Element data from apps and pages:
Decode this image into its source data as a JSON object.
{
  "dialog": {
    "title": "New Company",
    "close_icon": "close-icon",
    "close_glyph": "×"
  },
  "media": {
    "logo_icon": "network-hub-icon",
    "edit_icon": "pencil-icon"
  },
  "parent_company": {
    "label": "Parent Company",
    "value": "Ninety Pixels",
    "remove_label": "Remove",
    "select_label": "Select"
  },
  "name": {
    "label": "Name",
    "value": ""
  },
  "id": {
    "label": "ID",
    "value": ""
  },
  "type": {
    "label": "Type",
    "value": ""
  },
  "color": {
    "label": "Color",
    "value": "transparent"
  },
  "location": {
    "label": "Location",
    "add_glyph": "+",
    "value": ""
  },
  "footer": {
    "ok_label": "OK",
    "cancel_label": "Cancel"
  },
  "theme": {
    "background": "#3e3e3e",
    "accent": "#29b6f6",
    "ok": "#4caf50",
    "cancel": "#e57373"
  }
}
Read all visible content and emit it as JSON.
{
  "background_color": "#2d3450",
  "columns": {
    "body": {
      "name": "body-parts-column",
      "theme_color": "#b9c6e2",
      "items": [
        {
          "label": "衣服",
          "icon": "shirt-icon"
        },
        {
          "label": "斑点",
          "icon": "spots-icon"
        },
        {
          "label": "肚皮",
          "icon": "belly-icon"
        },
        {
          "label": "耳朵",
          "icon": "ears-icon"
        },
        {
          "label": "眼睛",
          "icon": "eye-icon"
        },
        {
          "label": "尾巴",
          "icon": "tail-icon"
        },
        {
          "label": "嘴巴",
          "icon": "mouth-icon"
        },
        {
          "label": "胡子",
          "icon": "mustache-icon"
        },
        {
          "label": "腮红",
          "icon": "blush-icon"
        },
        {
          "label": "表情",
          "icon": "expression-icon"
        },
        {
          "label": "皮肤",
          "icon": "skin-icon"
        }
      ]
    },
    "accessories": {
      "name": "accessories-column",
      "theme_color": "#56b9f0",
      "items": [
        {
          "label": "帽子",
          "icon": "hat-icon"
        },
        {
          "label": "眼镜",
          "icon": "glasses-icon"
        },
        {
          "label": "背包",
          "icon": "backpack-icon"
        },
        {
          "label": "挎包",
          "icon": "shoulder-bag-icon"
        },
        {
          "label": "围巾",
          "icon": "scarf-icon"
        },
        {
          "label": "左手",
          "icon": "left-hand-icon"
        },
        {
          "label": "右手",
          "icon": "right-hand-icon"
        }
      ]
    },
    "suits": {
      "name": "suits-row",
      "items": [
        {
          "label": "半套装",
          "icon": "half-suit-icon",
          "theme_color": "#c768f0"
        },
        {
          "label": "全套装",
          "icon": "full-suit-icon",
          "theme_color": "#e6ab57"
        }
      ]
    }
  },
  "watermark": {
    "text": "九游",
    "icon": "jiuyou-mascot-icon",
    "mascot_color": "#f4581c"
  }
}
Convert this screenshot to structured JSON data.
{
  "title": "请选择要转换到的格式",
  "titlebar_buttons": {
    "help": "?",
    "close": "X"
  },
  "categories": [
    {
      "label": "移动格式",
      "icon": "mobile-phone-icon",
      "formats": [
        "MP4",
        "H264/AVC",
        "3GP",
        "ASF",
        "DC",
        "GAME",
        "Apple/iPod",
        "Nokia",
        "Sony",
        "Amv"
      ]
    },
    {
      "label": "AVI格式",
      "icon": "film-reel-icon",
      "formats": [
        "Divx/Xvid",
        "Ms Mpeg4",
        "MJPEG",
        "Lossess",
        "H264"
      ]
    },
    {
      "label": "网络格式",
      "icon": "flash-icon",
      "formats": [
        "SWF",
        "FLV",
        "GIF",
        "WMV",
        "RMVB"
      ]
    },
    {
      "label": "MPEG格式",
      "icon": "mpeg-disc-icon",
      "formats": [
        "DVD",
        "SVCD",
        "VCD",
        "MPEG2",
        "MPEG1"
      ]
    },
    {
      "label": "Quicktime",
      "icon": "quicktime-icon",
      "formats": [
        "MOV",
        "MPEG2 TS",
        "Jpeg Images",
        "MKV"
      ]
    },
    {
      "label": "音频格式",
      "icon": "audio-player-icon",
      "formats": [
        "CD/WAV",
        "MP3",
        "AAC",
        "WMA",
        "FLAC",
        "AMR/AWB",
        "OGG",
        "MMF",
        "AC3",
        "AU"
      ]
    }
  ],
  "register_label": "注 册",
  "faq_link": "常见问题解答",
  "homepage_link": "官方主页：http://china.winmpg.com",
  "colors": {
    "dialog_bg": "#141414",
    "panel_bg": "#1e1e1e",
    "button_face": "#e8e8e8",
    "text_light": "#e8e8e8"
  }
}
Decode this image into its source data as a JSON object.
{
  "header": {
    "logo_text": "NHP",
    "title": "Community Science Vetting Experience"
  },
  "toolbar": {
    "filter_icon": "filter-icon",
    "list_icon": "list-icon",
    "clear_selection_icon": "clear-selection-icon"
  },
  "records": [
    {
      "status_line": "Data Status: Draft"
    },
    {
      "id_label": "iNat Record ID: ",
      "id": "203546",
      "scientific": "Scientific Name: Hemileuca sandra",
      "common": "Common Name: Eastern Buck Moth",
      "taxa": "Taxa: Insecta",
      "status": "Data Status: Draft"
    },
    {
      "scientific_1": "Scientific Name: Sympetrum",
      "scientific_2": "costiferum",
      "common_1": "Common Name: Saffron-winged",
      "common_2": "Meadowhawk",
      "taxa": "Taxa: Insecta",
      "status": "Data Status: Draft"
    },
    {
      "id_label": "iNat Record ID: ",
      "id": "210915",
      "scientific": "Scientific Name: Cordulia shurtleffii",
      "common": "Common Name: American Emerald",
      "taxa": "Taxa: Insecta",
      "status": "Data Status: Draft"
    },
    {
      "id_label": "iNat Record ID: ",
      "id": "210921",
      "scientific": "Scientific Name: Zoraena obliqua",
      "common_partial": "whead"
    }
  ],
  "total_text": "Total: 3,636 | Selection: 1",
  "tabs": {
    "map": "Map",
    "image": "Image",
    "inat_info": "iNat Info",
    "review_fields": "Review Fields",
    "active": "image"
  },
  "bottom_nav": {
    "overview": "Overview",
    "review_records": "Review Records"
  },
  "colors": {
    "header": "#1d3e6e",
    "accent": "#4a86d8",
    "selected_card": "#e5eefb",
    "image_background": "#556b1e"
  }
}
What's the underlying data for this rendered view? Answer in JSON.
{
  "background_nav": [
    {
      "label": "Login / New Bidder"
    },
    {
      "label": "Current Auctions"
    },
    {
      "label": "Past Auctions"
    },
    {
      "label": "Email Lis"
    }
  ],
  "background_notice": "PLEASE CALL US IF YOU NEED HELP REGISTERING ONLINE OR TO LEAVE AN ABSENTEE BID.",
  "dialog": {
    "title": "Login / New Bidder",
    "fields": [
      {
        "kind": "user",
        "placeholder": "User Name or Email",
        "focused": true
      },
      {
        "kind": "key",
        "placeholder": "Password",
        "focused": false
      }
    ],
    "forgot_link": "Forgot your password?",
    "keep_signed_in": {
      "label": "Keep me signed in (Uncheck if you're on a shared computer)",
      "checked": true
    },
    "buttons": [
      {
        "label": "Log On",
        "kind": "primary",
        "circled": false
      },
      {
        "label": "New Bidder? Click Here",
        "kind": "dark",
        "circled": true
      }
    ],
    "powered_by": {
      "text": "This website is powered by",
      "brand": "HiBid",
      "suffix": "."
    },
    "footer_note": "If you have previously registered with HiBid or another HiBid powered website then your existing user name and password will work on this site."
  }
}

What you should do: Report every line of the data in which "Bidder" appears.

Final answer:
      "label": "Login / New Bidder"
    "title": "Login / New Bidder",
        "label": "New Bidder? Click Here",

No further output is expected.